# YOUR OBJECTIVE:
Review the listing and copy each line that holds the word "this".

# MATERIAL PROVIDED:
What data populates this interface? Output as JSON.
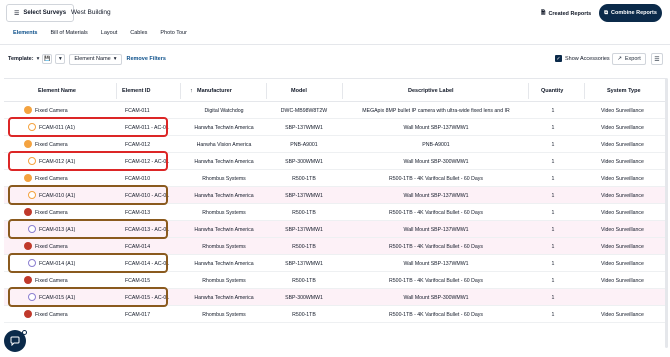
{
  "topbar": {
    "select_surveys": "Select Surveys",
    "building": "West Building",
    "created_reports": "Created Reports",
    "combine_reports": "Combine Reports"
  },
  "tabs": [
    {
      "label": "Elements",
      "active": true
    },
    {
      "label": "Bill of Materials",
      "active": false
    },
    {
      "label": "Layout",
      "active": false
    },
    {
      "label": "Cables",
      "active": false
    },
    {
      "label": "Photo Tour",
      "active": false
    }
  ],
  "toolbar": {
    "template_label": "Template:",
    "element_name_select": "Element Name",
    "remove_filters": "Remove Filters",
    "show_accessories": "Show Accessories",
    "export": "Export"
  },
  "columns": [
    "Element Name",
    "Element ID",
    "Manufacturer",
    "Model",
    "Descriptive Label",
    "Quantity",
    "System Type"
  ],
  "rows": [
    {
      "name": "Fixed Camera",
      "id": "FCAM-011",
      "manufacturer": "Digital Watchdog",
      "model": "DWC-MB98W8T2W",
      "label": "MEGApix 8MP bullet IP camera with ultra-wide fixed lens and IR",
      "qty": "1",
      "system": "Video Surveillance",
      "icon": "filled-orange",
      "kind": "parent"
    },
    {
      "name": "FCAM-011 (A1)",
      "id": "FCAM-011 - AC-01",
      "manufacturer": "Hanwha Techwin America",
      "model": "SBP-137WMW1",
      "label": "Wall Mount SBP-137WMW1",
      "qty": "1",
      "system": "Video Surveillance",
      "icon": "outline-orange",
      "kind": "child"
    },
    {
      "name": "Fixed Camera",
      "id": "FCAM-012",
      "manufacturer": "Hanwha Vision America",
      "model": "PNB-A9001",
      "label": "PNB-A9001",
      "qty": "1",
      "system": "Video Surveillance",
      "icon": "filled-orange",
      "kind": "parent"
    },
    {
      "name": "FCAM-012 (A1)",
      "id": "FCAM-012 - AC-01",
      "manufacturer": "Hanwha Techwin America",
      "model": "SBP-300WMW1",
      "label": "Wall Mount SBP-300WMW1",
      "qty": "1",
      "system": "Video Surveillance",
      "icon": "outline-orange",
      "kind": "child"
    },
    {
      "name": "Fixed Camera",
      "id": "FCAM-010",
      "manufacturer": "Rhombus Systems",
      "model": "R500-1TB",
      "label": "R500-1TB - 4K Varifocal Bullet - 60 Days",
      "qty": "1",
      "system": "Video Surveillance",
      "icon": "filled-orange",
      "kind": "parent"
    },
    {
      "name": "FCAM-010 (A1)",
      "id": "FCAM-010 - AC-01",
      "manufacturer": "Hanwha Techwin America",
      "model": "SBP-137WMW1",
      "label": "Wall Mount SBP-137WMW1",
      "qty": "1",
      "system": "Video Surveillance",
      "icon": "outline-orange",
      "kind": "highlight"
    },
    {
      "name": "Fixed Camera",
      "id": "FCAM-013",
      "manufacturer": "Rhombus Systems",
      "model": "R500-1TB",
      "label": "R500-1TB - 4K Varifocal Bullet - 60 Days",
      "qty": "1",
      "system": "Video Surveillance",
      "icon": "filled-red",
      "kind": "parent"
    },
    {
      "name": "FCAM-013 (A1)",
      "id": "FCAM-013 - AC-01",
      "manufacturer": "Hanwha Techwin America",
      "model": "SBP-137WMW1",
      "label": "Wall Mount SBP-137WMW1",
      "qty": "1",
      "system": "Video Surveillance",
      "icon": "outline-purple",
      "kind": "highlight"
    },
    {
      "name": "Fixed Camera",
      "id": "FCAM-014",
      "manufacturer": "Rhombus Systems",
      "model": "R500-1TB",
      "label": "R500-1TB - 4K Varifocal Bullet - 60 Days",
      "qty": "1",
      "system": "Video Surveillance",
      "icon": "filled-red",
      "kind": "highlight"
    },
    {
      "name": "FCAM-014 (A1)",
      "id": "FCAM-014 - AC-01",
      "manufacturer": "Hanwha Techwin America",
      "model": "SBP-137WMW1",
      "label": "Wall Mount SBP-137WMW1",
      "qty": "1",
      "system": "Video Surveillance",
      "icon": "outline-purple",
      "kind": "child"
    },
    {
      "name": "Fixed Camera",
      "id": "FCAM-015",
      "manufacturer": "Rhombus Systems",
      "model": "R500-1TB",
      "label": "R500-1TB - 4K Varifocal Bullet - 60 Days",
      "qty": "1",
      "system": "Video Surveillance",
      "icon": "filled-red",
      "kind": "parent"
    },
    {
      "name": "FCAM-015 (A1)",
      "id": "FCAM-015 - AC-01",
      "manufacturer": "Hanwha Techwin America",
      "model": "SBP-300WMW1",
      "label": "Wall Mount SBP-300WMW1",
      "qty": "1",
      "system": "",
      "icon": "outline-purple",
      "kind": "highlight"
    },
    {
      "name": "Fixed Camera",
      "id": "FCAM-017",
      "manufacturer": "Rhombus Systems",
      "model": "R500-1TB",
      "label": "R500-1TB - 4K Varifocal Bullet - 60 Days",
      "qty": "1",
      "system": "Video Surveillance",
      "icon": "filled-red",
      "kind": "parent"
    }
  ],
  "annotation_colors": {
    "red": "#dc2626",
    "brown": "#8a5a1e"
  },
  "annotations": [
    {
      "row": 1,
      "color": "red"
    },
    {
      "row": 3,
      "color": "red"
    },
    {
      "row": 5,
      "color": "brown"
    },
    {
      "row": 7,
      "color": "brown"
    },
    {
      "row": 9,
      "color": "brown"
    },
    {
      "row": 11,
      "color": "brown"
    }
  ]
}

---

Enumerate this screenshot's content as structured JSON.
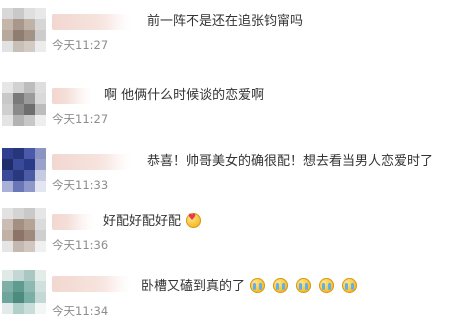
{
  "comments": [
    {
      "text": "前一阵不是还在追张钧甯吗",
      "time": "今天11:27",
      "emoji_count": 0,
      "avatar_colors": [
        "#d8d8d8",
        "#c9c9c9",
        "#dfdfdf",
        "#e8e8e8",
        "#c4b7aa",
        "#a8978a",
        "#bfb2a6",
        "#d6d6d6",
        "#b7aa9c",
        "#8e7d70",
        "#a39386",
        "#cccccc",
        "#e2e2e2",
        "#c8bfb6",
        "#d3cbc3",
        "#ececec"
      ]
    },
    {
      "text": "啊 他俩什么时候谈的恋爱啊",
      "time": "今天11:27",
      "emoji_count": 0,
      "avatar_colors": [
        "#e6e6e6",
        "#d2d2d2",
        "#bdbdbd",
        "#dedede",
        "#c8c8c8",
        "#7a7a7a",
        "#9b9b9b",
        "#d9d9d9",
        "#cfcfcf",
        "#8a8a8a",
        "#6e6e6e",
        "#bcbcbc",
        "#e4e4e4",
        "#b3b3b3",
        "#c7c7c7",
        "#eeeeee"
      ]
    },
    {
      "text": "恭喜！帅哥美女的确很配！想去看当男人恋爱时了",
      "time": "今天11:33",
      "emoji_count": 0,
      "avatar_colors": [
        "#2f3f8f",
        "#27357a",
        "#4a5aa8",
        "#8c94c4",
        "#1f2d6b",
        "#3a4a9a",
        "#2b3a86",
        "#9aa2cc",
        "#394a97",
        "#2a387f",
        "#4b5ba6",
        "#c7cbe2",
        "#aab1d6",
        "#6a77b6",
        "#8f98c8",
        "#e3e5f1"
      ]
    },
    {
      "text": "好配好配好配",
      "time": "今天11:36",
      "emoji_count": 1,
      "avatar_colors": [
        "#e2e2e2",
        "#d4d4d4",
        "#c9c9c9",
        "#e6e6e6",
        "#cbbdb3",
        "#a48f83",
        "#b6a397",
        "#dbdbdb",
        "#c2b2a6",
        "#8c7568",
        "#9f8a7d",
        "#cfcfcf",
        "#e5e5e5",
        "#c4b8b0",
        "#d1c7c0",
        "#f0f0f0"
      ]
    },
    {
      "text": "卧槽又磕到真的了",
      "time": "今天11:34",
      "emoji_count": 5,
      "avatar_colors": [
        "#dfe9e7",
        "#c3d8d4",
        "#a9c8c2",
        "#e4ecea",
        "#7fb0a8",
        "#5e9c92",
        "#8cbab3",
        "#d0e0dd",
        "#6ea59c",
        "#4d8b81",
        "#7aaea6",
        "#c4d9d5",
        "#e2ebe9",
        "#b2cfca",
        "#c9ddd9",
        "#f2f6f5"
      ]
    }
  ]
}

# SOLVED PROBLEM:
What data populates this interface? Output as JSON.
Enumerate this screenshot's content as structured JSON.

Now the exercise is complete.